Entries from a dataset of interfaces:

Segment Open

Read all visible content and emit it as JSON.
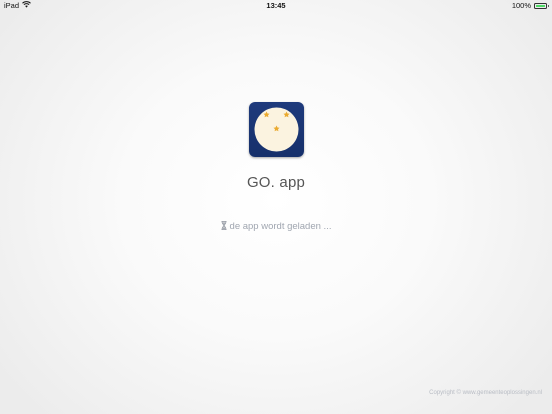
{
  "status_bar": {
    "device": "iPad",
    "time": "13:45",
    "battery": "100%",
    "battery_level": 1.0,
    "battery_color": "#4cd964"
  },
  "app": {
    "icon": "app-logo-icon",
    "name": "GO. app",
    "loading_icon": "hourglass-icon",
    "loading_text": "de app wordt geladen ...",
    "copyright": "Copyright © www.gemeenteoplossingen.nl"
  },
  "colors": {
    "icon_background": "#1e3a7c",
    "icon_disc": "#fbf3e0",
    "icon_accent": "#e8a21d"
  }
}
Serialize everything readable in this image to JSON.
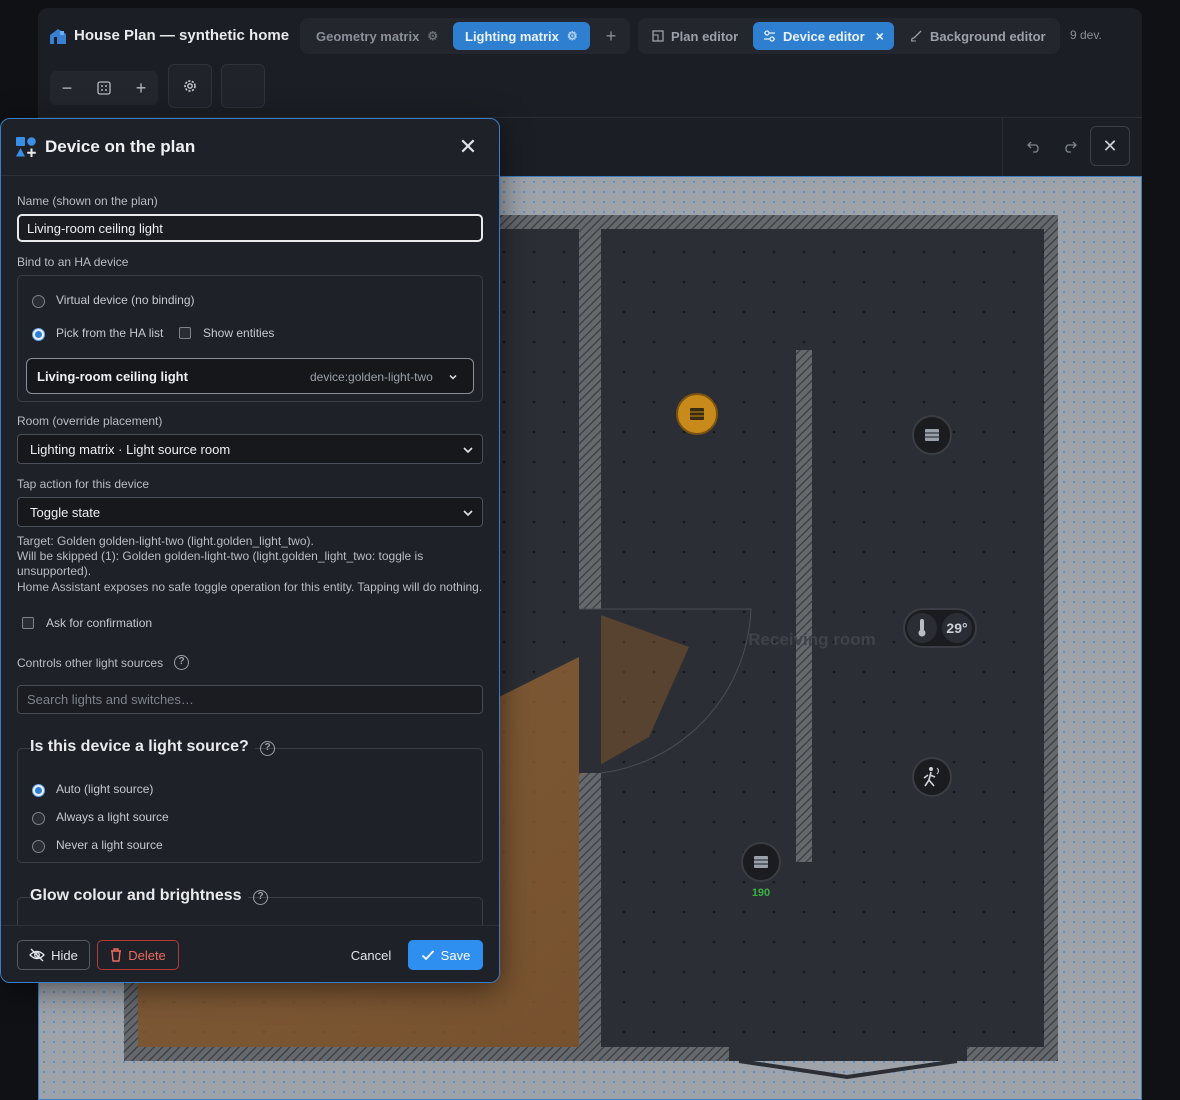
{
  "app": {
    "title": "House Plan — synthetic home",
    "tabs": [
      {
        "label": "Geometry matrix",
        "active": false
      },
      {
        "label": "Lighting matrix",
        "active": true
      }
    ],
    "add_tab_label": "+",
    "modes": [
      {
        "label": "Plan editor",
        "icon": "plan-icon",
        "active": false
      },
      {
        "label": "Device editor",
        "icon": "sliders-icon",
        "active": true
      },
      {
        "label": "Background editor",
        "icon": "brush-icon",
        "active": false
      }
    ],
    "device_count": "9 dev."
  },
  "toolbar": {
    "zoom_out": "−",
    "zoom_fit_icon": "fit-icon",
    "zoom_in": "+",
    "settings_icon": "gear-icon"
  },
  "plan": {
    "room_label": "Receiving room",
    "thermo_value": "29°",
    "light_value": "190",
    "colors": {
      "wall": "#55585d",
      "floor": "#2b2e34",
      "glow": "#a86a2a",
      "active_device": "#c88a1a"
    }
  },
  "modal": {
    "title": "Device on the plan",
    "name_label": "Name (shown on the plan)",
    "name_value": "Living-room ceiling light",
    "bind_label": "Bind to an HA device",
    "bind_options": [
      {
        "label": "Virtual device (no binding)",
        "selected": false
      },
      {
        "label": "Pick from the HA list",
        "selected": true
      }
    ],
    "show_entities_label": "Show entities",
    "device_name": "Living-room ceiling light",
    "device_id": "device:golden-light-two",
    "room_label": "Room (override placement)",
    "room_value": "Lighting matrix · Light source room",
    "tap_label": "Tap action for this device",
    "tap_value": "Toggle state",
    "target_line": "Target: Golden golden-light-two (light.golden_light_two).",
    "skipped_line": "Will be skipped (1): Golden golden-light-two (light.golden_light_two: toggle is unsupported).",
    "warning_line": "Home Assistant exposes no safe toggle operation for this entity. Tapping will do nothing.",
    "confirm_label": "Ask for confirmation",
    "controls_label": "Controls other light sources",
    "search_placeholder": "Search lights and switches…",
    "light_source_title": "Is this device a light source?",
    "light_source_options": [
      {
        "label": "Auto (light source)",
        "selected": true
      },
      {
        "label": "Always a light source",
        "selected": false
      },
      {
        "label": "Never a light source",
        "selected": false
      }
    ],
    "glow_title": "Glow colour and brightness",
    "help_glyph": "?",
    "footer": {
      "hide": "Hide",
      "delete": "Delete",
      "cancel": "Cancel",
      "save": "Save"
    }
  }
}
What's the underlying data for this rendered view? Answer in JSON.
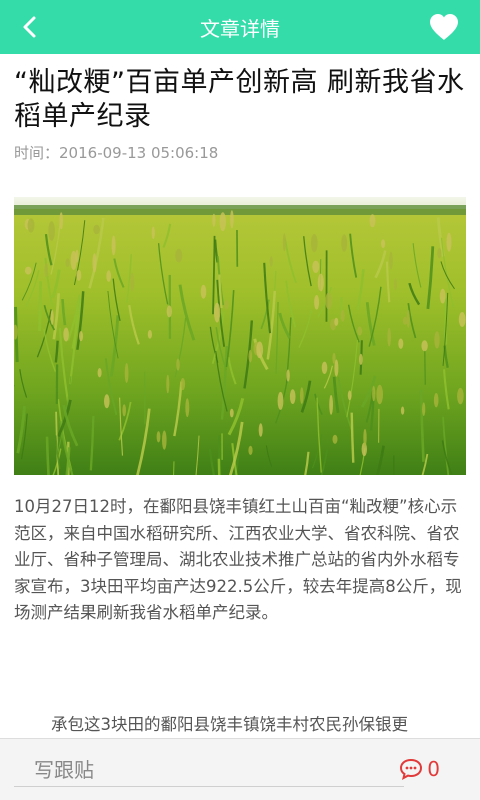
{
  "header": {
    "title": "文章详情"
  },
  "article": {
    "title": "“籼改粳”百亩单产创新高 刷新我省水稻单产纪录",
    "time_label": "时间：",
    "time_value": "2016-09-13 05:06:18",
    "paragraph1": "10月27日12时，在鄱阳县饶丰镇红土山百亩“籼改粳”核心示范区，来自中国水稻研究所、江西农业大学、省农科院、省农业厅、省种子管理局、湖北农业技术推广总站的省内外水稻专家宣布，3块田平均亩产达922.5公斤，较去年提高8公斤，现场测产结果刷新我省水稻单产纪录。",
    "paragraph2": "承包这3块田的鄱阳县饶丰镇饶丰村农民孙保银更"
  },
  "bottom": {
    "reply_placeholder": "写跟贴",
    "comment_count": "0"
  },
  "colors": {
    "header_bg": "#34dcaa",
    "comment_red": "#e23a3a"
  },
  "icons": {
    "back": "chevron-left-icon",
    "favorite": "heart-icon",
    "comment": "comment-bubble-icon"
  }
}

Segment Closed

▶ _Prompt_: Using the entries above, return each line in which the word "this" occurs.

▶ _Answer to the problem_:
Serialize everything readable in this image to JSON.
    "tap_label": "Tap action for this device",
    "warning_line": "Home Assistant exposes no safe toggle operation for this entity. Tapping will do nothing.",
    "light_source_title": "Is this device a light source?",
What's the underlying data for this rendered view? Answer in JSON.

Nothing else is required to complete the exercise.